Informant: There’s this hotel in Boulder, Colorado, it’s like a thing, it’s actually, there’s a thing in Boulder Colorado where this room, it’s 314, I think it’s 314, um, has like, some weird ghostly connection to things. So, um, I was on this thing called the Banjo Billy’s Bus tour, it’s a thing, um, and, he was talking about how in room 314 of the music hall in Boulder, there was like some sort of suicide or something and then in the boulder hotel, not sure what the actual name is but it’s like a very known hotel for ghost stories, and um, in room 314 there was a woman or some sort of suicide and then a woman tried to kill herself with chloroform and then a man tried to kill himself—a bunch of people tried to kill themselves in that room. And when you go to that room, like when we went to that room after the tour, we were standing there and then you could feel like a rush of like chills, and then my mom and I were waiting for the elevator because it was on the third floor and I don’t know why we didn’t just go down the stairs and everyone had already gone down the elevator and we heard footsteps and nobody was there so we ran down the stairs. Fun story!

 

Informant is a sophomore at the University of Southern California. She is studying Narrative Studies and plans to have a minor in Songwriting. She is from a suburb outside of Chicago, Illinois.
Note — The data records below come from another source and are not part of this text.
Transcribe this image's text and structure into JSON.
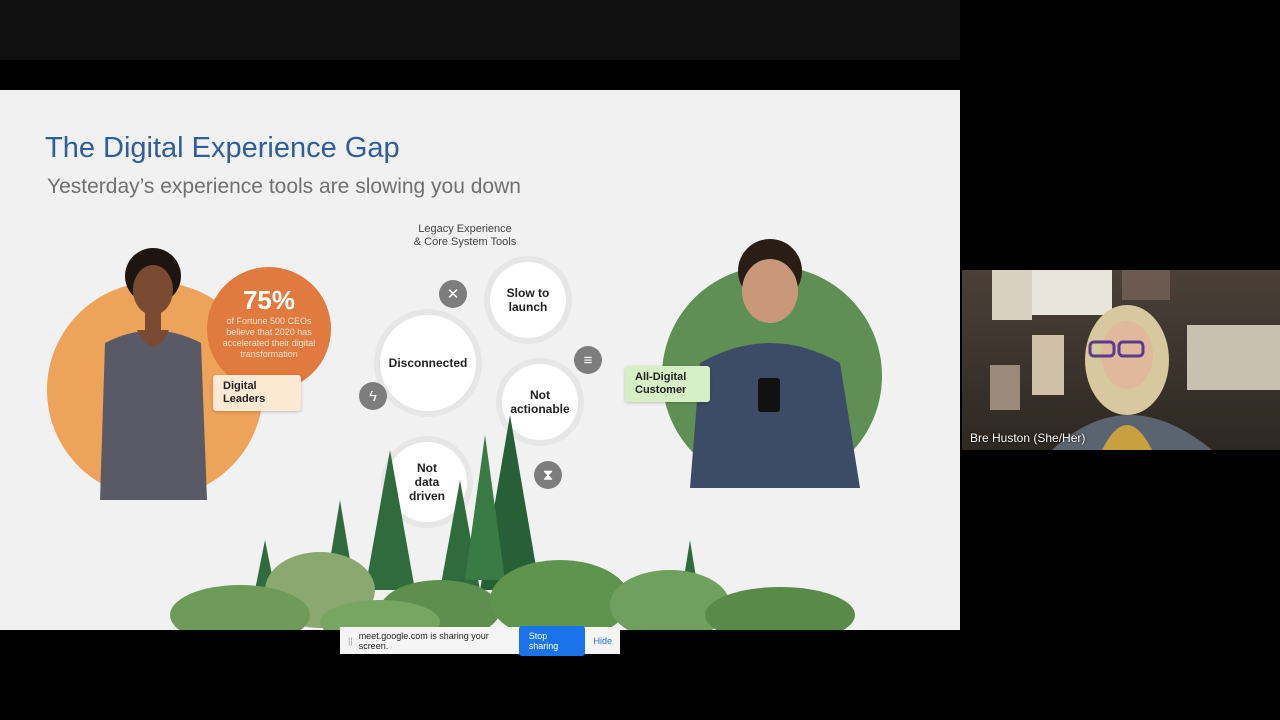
{
  "slide": {
    "title": "The Digital Experience Gap",
    "subtitle": "Yesterday’s experience tools are slowing you down",
    "legacy_label_1": "Legacy Experience",
    "legacy_label_2": "& Core System Tools",
    "bubbles": [
      "Disconnected",
      "Slow to launch",
      "Not actionable",
      "Not data driven"
    ],
    "stat": {
      "value": "75%",
      "text": "of Fortune 500 CEOs believe that 2020 has accelerated their digital transformation"
    },
    "left_tag": "Digital Leaders",
    "right_tag": "All-Digital Customer"
  },
  "share_bar": {
    "message": "meet.google.com is sharing your screen.",
    "stop": "Stop sharing",
    "hide": "Hide"
  },
  "participant": {
    "name": "Bre Huston (She/Her)"
  }
}
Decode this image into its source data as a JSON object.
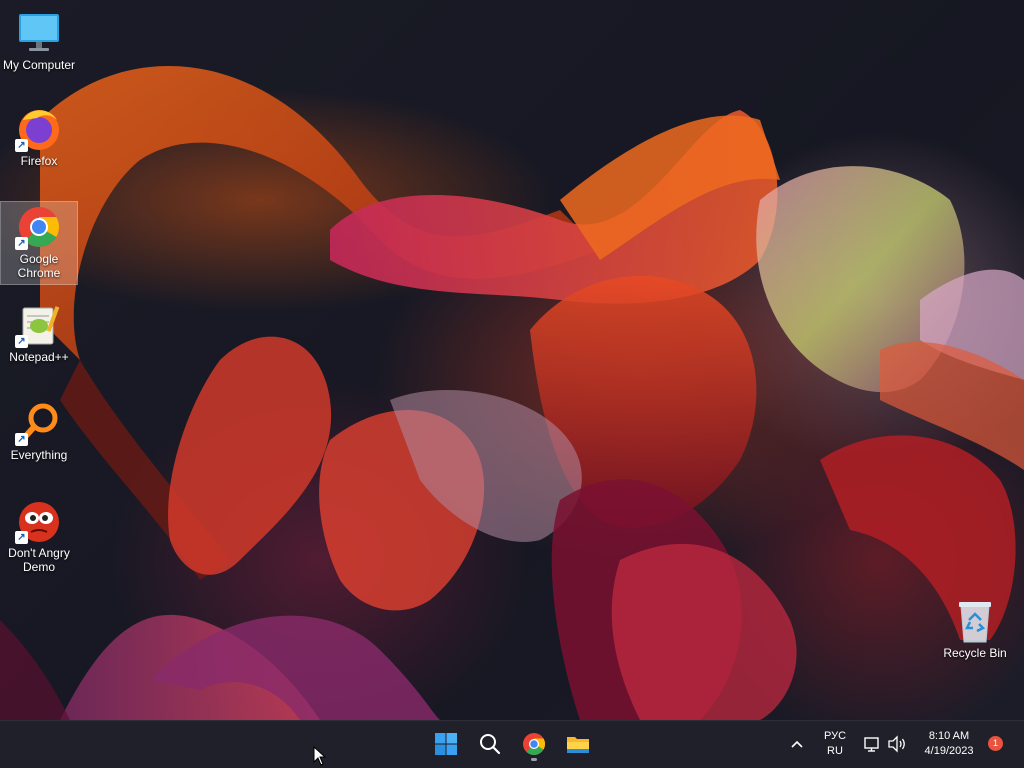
{
  "desktop": {
    "icons": [
      {
        "label": "My Computer"
      },
      {
        "label": "Firefox"
      },
      {
        "label": "Google Chrome"
      },
      {
        "label": "Notepad++"
      },
      {
        "label": "Everything"
      },
      {
        "label": "Don't Angry Demo"
      },
      {
        "label": "Recycle Bin"
      }
    ]
  },
  "taskbar": {
    "apps": [
      {
        "icon": "windows-start-icon"
      },
      {
        "icon": "search-icon"
      },
      {
        "icon": "chrome-icon"
      },
      {
        "icon": "file-explorer-icon"
      }
    ],
    "tray": {
      "language_top": "РУС",
      "language_bottom": "RU",
      "time": "8:10 AM",
      "date": "4/19/2023",
      "notification_count": "1"
    }
  },
  "colors": {
    "taskbar": "#1f2029",
    "accent": "#0078d4",
    "badge": "#e8543f"
  }
}
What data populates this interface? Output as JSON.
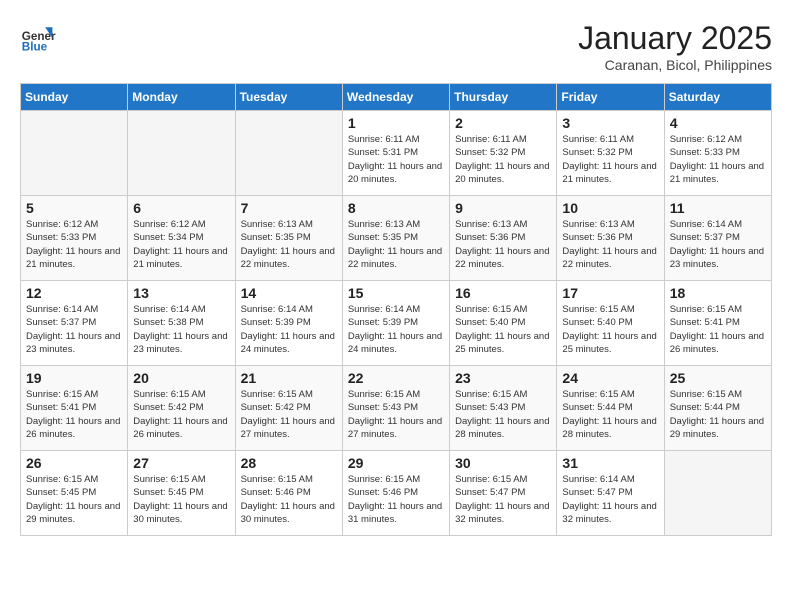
{
  "header": {
    "logo_line1": "General",
    "logo_line2": "Blue",
    "title": "January 2025",
    "subtitle": "Caranan, Bicol, Philippines"
  },
  "days_of_week": [
    "Sunday",
    "Monday",
    "Tuesday",
    "Wednesday",
    "Thursday",
    "Friday",
    "Saturday"
  ],
  "weeks": [
    [
      {
        "day": "",
        "empty": true
      },
      {
        "day": "",
        "empty": true
      },
      {
        "day": "",
        "empty": true
      },
      {
        "day": "1",
        "sunrise": "Sunrise: 6:11 AM",
        "sunset": "Sunset: 5:31 PM",
        "daylight": "Daylight: 11 hours and 20 minutes."
      },
      {
        "day": "2",
        "sunrise": "Sunrise: 6:11 AM",
        "sunset": "Sunset: 5:32 PM",
        "daylight": "Daylight: 11 hours and 20 minutes."
      },
      {
        "day": "3",
        "sunrise": "Sunrise: 6:11 AM",
        "sunset": "Sunset: 5:32 PM",
        "daylight": "Daylight: 11 hours and 21 minutes."
      },
      {
        "day": "4",
        "sunrise": "Sunrise: 6:12 AM",
        "sunset": "Sunset: 5:33 PM",
        "daylight": "Daylight: 11 hours and 21 minutes."
      }
    ],
    [
      {
        "day": "5",
        "sunrise": "Sunrise: 6:12 AM",
        "sunset": "Sunset: 5:33 PM",
        "daylight": "Daylight: 11 hours and 21 minutes."
      },
      {
        "day": "6",
        "sunrise": "Sunrise: 6:12 AM",
        "sunset": "Sunset: 5:34 PM",
        "daylight": "Daylight: 11 hours and 21 minutes."
      },
      {
        "day": "7",
        "sunrise": "Sunrise: 6:13 AM",
        "sunset": "Sunset: 5:35 PM",
        "daylight": "Daylight: 11 hours and 22 minutes."
      },
      {
        "day": "8",
        "sunrise": "Sunrise: 6:13 AM",
        "sunset": "Sunset: 5:35 PM",
        "daylight": "Daylight: 11 hours and 22 minutes."
      },
      {
        "day": "9",
        "sunrise": "Sunrise: 6:13 AM",
        "sunset": "Sunset: 5:36 PM",
        "daylight": "Daylight: 11 hours and 22 minutes."
      },
      {
        "day": "10",
        "sunrise": "Sunrise: 6:13 AM",
        "sunset": "Sunset: 5:36 PM",
        "daylight": "Daylight: 11 hours and 22 minutes."
      },
      {
        "day": "11",
        "sunrise": "Sunrise: 6:14 AM",
        "sunset": "Sunset: 5:37 PM",
        "daylight": "Daylight: 11 hours and 23 minutes."
      }
    ],
    [
      {
        "day": "12",
        "sunrise": "Sunrise: 6:14 AM",
        "sunset": "Sunset: 5:37 PM",
        "daylight": "Daylight: 11 hours and 23 minutes."
      },
      {
        "day": "13",
        "sunrise": "Sunrise: 6:14 AM",
        "sunset": "Sunset: 5:38 PM",
        "daylight": "Daylight: 11 hours and 23 minutes."
      },
      {
        "day": "14",
        "sunrise": "Sunrise: 6:14 AM",
        "sunset": "Sunset: 5:39 PM",
        "daylight": "Daylight: 11 hours and 24 minutes."
      },
      {
        "day": "15",
        "sunrise": "Sunrise: 6:14 AM",
        "sunset": "Sunset: 5:39 PM",
        "daylight": "Daylight: 11 hours and 24 minutes."
      },
      {
        "day": "16",
        "sunrise": "Sunrise: 6:15 AM",
        "sunset": "Sunset: 5:40 PM",
        "daylight": "Daylight: 11 hours and 25 minutes."
      },
      {
        "day": "17",
        "sunrise": "Sunrise: 6:15 AM",
        "sunset": "Sunset: 5:40 PM",
        "daylight": "Daylight: 11 hours and 25 minutes."
      },
      {
        "day": "18",
        "sunrise": "Sunrise: 6:15 AM",
        "sunset": "Sunset: 5:41 PM",
        "daylight": "Daylight: 11 hours and 26 minutes."
      }
    ],
    [
      {
        "day": "19",
        "sunrise": "Sunrise: 6:15 AM",
        "sunset": "Sunset: 5:41 PM",
        "daylight": "Daylight: 11 hours and 26 minutes."
      },
      {
        "day": "20",
        "sunrise": "Sunrise: 6:15 AM",
        "sunset": "Sunset: 5:42 PM",
        "daylight": "Daylight: 11 hours and 26 minutes."
      },
      {
        "day": "21",
        "sunrise": "Sunrise: 6:15 AM",
        "sunset": "Sunset: 5:42 PM",
        "daylight": "Daylight: 11 hours and 27 minutes."
      },
      {
        "day": "22",
        "sunrise": "Sunrise: 6:15 AM",
        "sunset": "Sunset: 5:43 PM",
        "daylight": "Daylight: 11 hours and 27 minutes."
      },
      {
        "day": "23",
        "sunrise": "Sunrise: 6:15 AM",
        "sunset": "Sunset: 5:43 PM",
        "daylight": "Daylight: 11 hours and 28 minutes."
      },
      {
        "day": "24",
        "sunrise": "Sunrise: 6:15 AM",
        "sunset": "Sunset: 5:44 PM",
        "daylight": "Daylight: 11 hours and 28 minutes."
      },
      {
        "day": "25",
        "sunrise": "Sunrise: 6:15 AM",
        "sunset": "Sunset: 5:44 PM",
        "daylight": "Daylight: 11 hours and 29 minutes."
      }
    ],
    [
      {
        "day": "26",
        "sunrise": "Sunrise: 6:15 AM",
        "sunset": "Sunset: 5:45 PM",
        "daylight": "Daylight: 11 hours and 29 minutes."
      },
      {
        "day": "27",
        "sunrise": "Sunrise: 6:15 AM",
        "sunset": "Sunset: 5:45 PM",
        "daylight": "Daylight: 11 hours and 30 minutes."
      },
      {
        "day": "28",
        "sunrise": "Sunrise: 6:15 AM",
        "sunset": "Sunset: 5:46 PM",
        "daylight": "Daylight: 11 hours and 30 minutes."
      },
      {
        "day": "29",
        "sunrise": "Sunrise: 6:15 AM",
        "sunset": "Sunset: 5:46 PM",
        "daylight": "Daylight: 11 hours and 31 minutes."
      },
      {
        "day": "30",
        "sunrise": "Sunrise: 6:15 AM",
        "sunset": "Sunset: 5:47 PM",
        "daylight": "Daylight: 11 hours and 32 minutes."
      },
      {
        "day": "31",
        "sunrise": "Sunrise: 6:14 AM",
        "sunset": "Sunset: 5:47 PM",
        "daylight": "Daylight: 11 hours and 32 minutes."
      },
      {
        "day": "",
        "empty": true
      }
    ]
  ]
}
I spoke to her while we were eating lunch at my sorority house one day. We were sitting together with some of my other informants. Much of what she told me was learned from her own experiences.

 

This is an interesting ghost story, and you can see the connection between the numbers in this story and others. Many haunted rooms are on a floor with the number 13 in them, and this has that flipped around, but these numbers are often found having to do with haunted places. It seems that many hotels have stories about people dying in them.

[geolocation]